### Work order
Line by line, copy all of the data exactly.

** Opening Input for this task block **

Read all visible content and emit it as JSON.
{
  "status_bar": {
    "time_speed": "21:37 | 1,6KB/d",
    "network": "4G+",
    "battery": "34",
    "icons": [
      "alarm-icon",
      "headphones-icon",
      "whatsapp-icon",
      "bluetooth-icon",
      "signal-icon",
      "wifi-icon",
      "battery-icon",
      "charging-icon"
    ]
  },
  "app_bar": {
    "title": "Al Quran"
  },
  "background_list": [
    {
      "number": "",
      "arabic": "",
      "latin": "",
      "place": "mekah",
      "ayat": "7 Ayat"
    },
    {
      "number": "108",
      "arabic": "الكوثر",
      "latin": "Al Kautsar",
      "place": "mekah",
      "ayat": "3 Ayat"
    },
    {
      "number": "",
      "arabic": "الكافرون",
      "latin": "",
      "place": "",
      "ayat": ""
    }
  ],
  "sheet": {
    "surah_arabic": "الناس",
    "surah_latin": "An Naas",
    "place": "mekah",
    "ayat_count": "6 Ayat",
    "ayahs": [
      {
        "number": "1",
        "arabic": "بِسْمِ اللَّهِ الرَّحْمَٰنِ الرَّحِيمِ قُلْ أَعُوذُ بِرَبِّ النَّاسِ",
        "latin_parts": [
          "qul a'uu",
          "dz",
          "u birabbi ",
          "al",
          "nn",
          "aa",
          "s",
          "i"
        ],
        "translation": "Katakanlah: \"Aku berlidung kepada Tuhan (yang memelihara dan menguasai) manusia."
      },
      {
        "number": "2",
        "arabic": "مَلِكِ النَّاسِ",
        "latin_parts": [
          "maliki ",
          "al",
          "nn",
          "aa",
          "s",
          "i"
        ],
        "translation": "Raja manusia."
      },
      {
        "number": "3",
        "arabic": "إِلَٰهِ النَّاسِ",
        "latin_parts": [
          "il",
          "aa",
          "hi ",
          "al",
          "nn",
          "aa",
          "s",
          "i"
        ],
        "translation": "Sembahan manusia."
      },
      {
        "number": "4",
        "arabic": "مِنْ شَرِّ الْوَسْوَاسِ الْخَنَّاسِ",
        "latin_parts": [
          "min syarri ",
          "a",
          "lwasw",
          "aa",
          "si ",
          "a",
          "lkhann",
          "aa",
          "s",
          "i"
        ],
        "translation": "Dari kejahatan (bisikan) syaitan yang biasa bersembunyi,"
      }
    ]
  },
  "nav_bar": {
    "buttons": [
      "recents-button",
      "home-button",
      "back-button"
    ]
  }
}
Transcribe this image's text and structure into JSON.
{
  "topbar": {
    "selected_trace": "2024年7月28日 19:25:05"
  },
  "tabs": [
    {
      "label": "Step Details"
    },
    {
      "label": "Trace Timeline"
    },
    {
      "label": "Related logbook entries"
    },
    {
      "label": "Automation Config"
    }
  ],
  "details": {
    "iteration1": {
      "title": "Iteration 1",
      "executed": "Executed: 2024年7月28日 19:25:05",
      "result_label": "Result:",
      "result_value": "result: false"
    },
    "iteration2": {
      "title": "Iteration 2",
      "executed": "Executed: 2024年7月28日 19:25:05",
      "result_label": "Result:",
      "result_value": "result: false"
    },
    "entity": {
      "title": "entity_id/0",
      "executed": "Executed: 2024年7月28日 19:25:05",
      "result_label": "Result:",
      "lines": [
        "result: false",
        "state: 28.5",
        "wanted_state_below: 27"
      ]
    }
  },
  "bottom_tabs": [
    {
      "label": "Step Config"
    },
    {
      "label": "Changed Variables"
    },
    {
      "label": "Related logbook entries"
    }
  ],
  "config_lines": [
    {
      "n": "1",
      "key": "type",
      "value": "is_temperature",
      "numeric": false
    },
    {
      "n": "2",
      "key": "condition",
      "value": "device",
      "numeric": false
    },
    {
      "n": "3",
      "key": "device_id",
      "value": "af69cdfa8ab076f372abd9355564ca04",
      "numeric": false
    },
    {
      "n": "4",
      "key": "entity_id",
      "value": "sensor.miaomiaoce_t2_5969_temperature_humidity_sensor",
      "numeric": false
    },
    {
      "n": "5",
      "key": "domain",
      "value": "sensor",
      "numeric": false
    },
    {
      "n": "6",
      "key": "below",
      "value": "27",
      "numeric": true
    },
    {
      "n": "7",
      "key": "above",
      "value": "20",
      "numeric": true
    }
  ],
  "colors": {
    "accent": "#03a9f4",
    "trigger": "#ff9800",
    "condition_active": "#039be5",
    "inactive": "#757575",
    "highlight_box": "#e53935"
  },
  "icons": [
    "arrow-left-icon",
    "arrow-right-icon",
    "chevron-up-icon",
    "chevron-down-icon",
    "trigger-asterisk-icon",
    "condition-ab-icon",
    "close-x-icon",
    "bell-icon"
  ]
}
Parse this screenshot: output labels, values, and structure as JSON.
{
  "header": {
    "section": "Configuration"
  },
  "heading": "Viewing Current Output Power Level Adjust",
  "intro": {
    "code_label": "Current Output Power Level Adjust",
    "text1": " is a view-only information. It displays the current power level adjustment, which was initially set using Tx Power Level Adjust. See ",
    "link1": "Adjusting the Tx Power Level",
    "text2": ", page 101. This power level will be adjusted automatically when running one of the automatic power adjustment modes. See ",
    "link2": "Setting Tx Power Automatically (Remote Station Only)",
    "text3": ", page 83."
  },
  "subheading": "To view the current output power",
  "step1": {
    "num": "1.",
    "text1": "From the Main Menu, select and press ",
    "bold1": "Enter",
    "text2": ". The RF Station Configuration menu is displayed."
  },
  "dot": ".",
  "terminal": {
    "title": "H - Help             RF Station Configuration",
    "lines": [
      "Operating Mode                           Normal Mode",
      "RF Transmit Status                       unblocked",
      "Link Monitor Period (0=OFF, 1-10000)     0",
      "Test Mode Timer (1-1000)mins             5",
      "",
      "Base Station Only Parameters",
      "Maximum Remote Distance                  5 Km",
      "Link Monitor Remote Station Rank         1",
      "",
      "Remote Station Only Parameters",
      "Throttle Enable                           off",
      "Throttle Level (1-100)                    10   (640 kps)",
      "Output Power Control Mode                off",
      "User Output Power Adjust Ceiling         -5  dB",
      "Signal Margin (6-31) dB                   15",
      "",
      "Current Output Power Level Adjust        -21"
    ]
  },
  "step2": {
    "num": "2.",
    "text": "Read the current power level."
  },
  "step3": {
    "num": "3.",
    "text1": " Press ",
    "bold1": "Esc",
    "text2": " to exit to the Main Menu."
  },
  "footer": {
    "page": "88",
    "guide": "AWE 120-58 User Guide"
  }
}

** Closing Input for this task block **

### Solution below
Read all visible content and emit it as JSON.
{
  "status_bar": {
    "time_speed": "21:37 | 1,6KB/d",
    "network": "4G+",
    "battery": "34",
    "icons": [
      "alarm-icon",
      "headphones-icon",
      "whatsapp-icon",
      "bluetooth-icon",
      "signal-icon",
      "wifi-icon",
      "battery-icon",
      "charging-icon"
    ]
  },
  "app_bar": {
    "title": "Al Quran"
  },
  "background_list": [
    {
      "number": "",
      "arabic": "",
      "latin": "",
      "place": "mekah",
      "ayat": "7 Ayat"
    },
    {
      "number": "108",
      "arabic": "الكوثر",
      "latin": "Al Kautsar",
      "place": "mekah",
      "ayat": "3 Ayat"
    },
    {
      "number": "",
      "arabic": "الكافرون",
      "latin": "",
      "place": "",
      "ayat": ""
    }
  ],
  "sheet": {
    "surah_arabic": "الناس",
    "surah_latin": "An Naas",
    "place": "mekah",
    "ayat_count": "6 Ayat",
    "ayahs": [
      {
        "number": "1",
        "arabic": "بِسْمِ اللَّهِ الرَّحْمَٰنِ الرَّحِيمِ قُلْ أَعُوذُ بِرَبِّ النَّاسِ",
        "latin_parts": [
          "qul a'uu",
          "dz",
          "u birabbi ",
          "al",
          "nn",
          "aa",
          "s",
          "i"
        ],
        "translation": "Katakanlah: \"Aku berlidung kepada Tuhan (yang memelihara dan menguasai) manusia."
      },
      {
        "number": "2",
        "arabic": "مَلِكِ النَّاسِ",
        "latin_parts": [
          "maliki ",
          "al",
          "nn",
          "aa",
          "s",
          "i"
        ],
        "translation": "Raja manusia."
      },
      {
        "number": "3",
        "arabic": "إِلَٰهِ النَّاسِ",
        "latin_parts": [
          "il",
          "aa",
          "hi ",
          "al",
          "nn",
          "aa",
          "s",
          "i"
        ],
        "translation": "Sembahan manusia."
      },
      {
        "number": "4",
        "arabic": "مِنْ شَرِّ الْوَسْوَاسِ الْخَنَّاسِ",
        "latin_parts": [
          "min syarri ",
          "a",
          "lwasw",
          "aa",
          "si ",
          "a",
          "lkhann",
          "aa",
          "s",
          "i"
        ],
        "translation": "Dari kejahatan (bisikan) syaitan yang biasa bersembunyi,"
      }
    ]
  },
  "nav_bar": {
    "buttons": [
      "recents-button",
      "home-button",
      "back-button"
    ]
  }
}
Transcribe this image's text and structure into JSON.
{
  "topbar": {
    "selected_trace": "2024年7月28日 19:25:05"
  },
  "tabs": [
    {
      "label": "Step Details"
    },
    {
      "label": "Trace Timeline"
    },
    {
      "label": "Related logbook entries"
    },
    {
      "label": "Automation Config"
    }
  ],
  "details": {
    "iteration1": {
      "title": "Iteration 1",
      "executed": "Executed: 2024年7月28日 19:25:05",
      "result_label": "Result:",
      "result_value": "result: false"
    },
    "iteration2": {
      "title": "Iteration 2",
      "executed": "Executed: 2024年7月28日 19:25:05",
      "result_label": "Result:",
      "result_value": "result: false"
    },
    "entity": {
      "title": "entity_id/0",
      "executed": "Executed: 2024年7月28日 19:25:05",
      "result_label": "Result:",
      "lines": [
        "result: false",
        "state: 28.5",
        "wanted_state_below: 27"
      ]
    }
  },
  "bottom_tabs": [
    {
      "label": "Step Config"
    },
    {
      "label": "Changed Variables"
    },
    {
      "label": "Related logbook entries"
    }
  ],
  "config_lines": [
    {
      "n": "1",
      "key": "type",
      "value": "is_temperature",
      "numeric": false
    },
    {
      "n": "2",
      "key": "condition",
      "value": "device",
      "numeric": false
    },
    {
      "n": "3",
      "key": "device_id",
      "value": "af69cdfa8ab076f372abd9355564ca04",
      "numeric": false
    },
    {
      "n": "4",
      "key": "entity_id",
      "value": "sensor.miaomiaoce_t2_5969_temperature_humidity_sensor",
      "numeric": false
    },
    {
      "n": "5",
      "key": "domain",
      "value": "sensor",
      "numeric": false
    },
    {
      "n": "6",
      "key": "below",
      "value": "27",
      "numeric": true
    },
    {
      "n": "7",
      "key": "above",
      "value": "20",
      "numeric": true
    }
  ],
  "colors": {
    "accent": "#03a9f4",
    "trigger": "#ff9800",
    "condition_active": "#039be5",
    "inactive": "#757575",
    "highlight_box": "#e53935"
  },
  "icons": [
    "arrow-left-icon",
    "arrow-right-icon",
    "chevron-up-icon",
    "chevron-down-icon",
    "trigger-asterisk-icon",
    "condition-ab-icon",
    "close-x-icon",
    "bell-icon"
  ]
}
Parse this screenshot: output labels, values, and structure as JSON.
{
  "header": {
    "section": "Configuration"
  },
  "heading": "Viewing Current Output Power Level Adjust",
  "intro": {
    "code_label": "Current Output Power Level Adjust",
    "text1": " is a view-only information. It displays the current power level adjustment, which was initially set using Tx Power Level Adjust. See ",
    "link1": "Adjusting the Tx Power Level",
    "text2": ", page 101. This power level will be adjusted automatically when running one of the automatic power adjustment modes. See ",
    "link2": "Setting Tx Power Automatically (Remote Station Only)",
    "text3": ", page 83."
  },
  "subheading": "To view the current output power",
  "step1": {
    "num": "1.",
    "text1": "From the Main Menu, select and press ",
    "bold1": "Enter",
    "text2": ". The RF Station Configuration menu is displayed."
  },
  "dot": ".",
  "terminal": {
    "title": "H - Help             RF Station Configuration",
    "lines": [
      "Operating Mode                           Normal Mode",
      "RF Transmit Status                       unblocked",
      "Link Monitor Period (0=OFF, 1-10000)     0",
      "Test Mode Timer (1-1000)mins             5",
      "",
      "Base Station Only Parameters",
      "Maximum Remote Distance                  5 Km",
      "Link Monitor Remote Station Rank         1",
      "",
      "Remote Station Only Parameters",
      "Throttle Enable                           off",
      "Throttle Level (1-100)                    10   (640 kps)",
      "Output Power Control Mode                off",
      "User Output Power Adjust Ceiling         -5  dB",
      "Signal Margin (6-31) dB                   15",
      "",
      "Current Output Power Level Adjust        -21"
    ]
  },
  "step2": {
    "num": "2.",
    "text": "Read the current power level."
  },
  "step3": {
    "num": "3.",
    "text1": " Press ",
    "bold1": "Esc",
    "text2": " to exit to the Main Menu."
  },
  "footer": {
    "page": "88",
    "guide": "AWE 120-58 User Guide"
  }
}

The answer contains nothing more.